» **Assigned task**
Repeat the material in full. Keep every line exactly as it is.

» **Records supplied**

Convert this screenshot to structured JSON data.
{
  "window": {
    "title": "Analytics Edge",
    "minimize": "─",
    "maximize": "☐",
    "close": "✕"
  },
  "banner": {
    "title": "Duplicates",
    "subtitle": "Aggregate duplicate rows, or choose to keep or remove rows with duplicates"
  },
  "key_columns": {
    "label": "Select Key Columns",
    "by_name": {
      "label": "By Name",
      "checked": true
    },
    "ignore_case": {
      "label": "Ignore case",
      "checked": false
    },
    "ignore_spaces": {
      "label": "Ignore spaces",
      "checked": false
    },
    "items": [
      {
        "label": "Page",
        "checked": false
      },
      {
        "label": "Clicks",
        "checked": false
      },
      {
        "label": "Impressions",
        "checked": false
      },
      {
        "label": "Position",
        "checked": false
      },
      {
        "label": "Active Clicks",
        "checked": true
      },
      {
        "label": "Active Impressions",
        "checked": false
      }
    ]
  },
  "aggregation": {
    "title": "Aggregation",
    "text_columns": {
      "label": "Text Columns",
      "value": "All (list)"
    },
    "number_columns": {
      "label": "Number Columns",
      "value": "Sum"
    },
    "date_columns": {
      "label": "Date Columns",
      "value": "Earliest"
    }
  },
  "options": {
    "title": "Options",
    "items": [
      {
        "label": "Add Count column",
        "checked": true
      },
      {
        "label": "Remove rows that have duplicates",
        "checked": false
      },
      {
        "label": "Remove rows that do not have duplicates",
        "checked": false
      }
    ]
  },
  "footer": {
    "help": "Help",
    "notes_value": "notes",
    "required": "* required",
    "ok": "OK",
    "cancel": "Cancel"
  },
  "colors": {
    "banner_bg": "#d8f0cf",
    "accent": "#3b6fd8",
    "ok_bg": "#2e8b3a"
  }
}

» **Solution for this exercise**
Convert this screenshot to structured JSON data.
{
  "window": {
    "title": "Analytics Edge",
    "minimize": "─",
    "maximize": "☐",
    "close": "✕"
  },
  "banner": {
    "title": "Duplicates",
    "subtitle": "Aggregate duplicate rows, or choose to keep or remove rows with duplicates"
  },
  "key_columns": {
    "label": "Select Key Columns",
    "by_name": {
      "label": "By Name",
      "checked": true
    },
    "ignore_case": {
      "label": "Ignore case",
      "checked": false
    },
    "ignore_spaces": {
      "label": "Ignore spaces",
      "checked": false
    },
    "items": [
      {
        "label": "Page",
        "checked": false
      },
      {
        "label": "Clicks",
        "checked": false
      },
      {
        "label": "Impressions",
        "checked": false
      },
      {
        "label": "Position",
        "checked": false
      },
      {
        "label": "Active Clicks",
        "checked": true
      },
      {
        "label": "Active Impressions",
        "checked": false
      }
    ]
  },
  "aggregation": {
    "title": "Aggregation",
    "text_columns": {
      "label": "Text Columns",
      "value": "All (list)"
    },
    "number_columns": {
      "label": "Number Columns",
      "value": "Sum"
    },
    "date_columns": {
      "label": "Date Columns",
      "value": "Earliest"
    }
  },
  "options": {
    "title": "Options",
    "items": [
      {
        "label": "Add Count column",
        "checked": true
      },
      {
        "label": "Remove rows that have duplicates",
        "checked": false
      },
      {
        "label": "Remove rows that do not have duplicates",
        "checked": false
      }
    ]
  },
  "footer": {
    "help": "Help",
    "notes_value": "notes",
    "required": "* required",
    "ok": "OK",
    "cancel": "Cancel"
  },
  "colors": {
    "banner_bg": "#d8f0cf",
    "accent": "#3b6fd8",
    "ok_bg": "#2e8b3a"
  }
}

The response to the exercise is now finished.